After finishing his time with the Air Force, Greg returned to IBM, where he would work for the next 35 years. He and Kathy got married, settled down in Jacksonville and had two children. Greg enjoyed a long career of leadership with IBM where he had the opportunity to travel and also found time to volunteer. For Greg, family, education and mentorship are important. He has a close relationship with his two children, an engineer and a schoolteacher, and continues to volunteer in the community. “When I started volunteering, I began thinking about other people’s experiences a lot more.”

“When I started volunteering, I began thinking about other people’s experiences a lot more.”

In addition to taking on the role of Crew Leader on the construction site at Beaches Habitat, Greg also teaches financial literacy in a number of community settings, from charities to churches to jails. Greg felt that his education and years of experience could help people who didn’t have the same education that he did. “You can’t expect that people would know these things if nobody told them, so that’s when it became kind of apparent to me that… people have an opportunity to do better if they know better.”

“…people have an opportunity to do better if they know better.”

After several years of volunteering on the construction site, while Kathy served on the Family Selection Committee, Greg realized that his experience teaching financial literacy could be helpful at Beaches Habitat too.

All future homeowners at Beaches Habitat for Humanity complete sweat equity hours. Sweat equity is the term that Habitat uses for the volunteer hours that future homeowners contribute towards purchasing their homes. Many of those hours come from building on the construction site, but they also include a series of workshops. When Greg learned that Beaches Habitat was paying for future homeowners to attend financial literacy classes, classes that he knew were available at the United Way, he stepped in. Greg talked to Family Services Director, Joyce Freeman, and volunteered his time as a course provider.

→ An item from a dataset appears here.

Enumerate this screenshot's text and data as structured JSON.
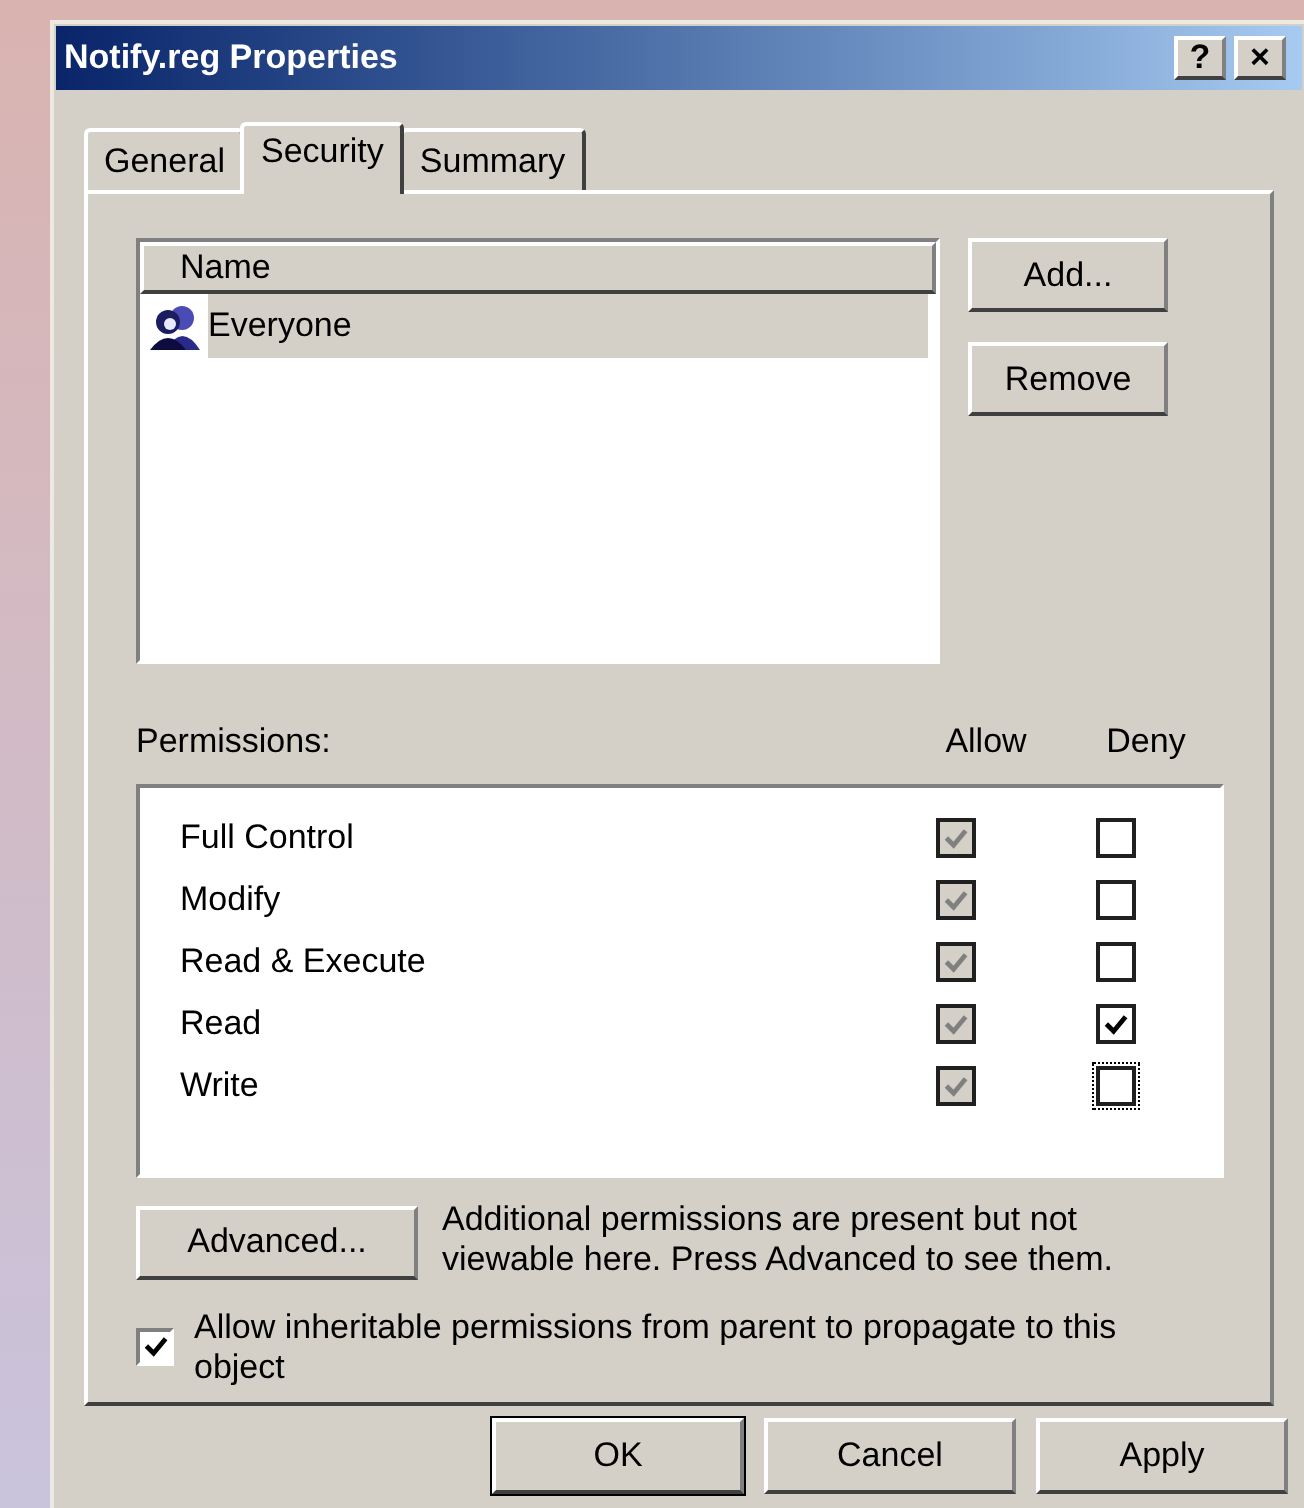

Both on the construction site and in workshops, Greg is a leader and an inspiration. He has even given himself a new job title: growth and development facilitator. “I really can’t teach people,’ he says. “I can provide the information. Learning is dependent on the person. If they want to learn, I present information.”

Beaches Habitat is grateful for Greg and volunteers like him who are willing to facilitate growth and development for future homeowners and volunteers alike. Sweat Equity is an important principle of Habitat’s work, as are the workshops that future homeowners complete. Learn more about homeownership through Beaches Habitat for Humanity, including the workshops, on our Homeownership page.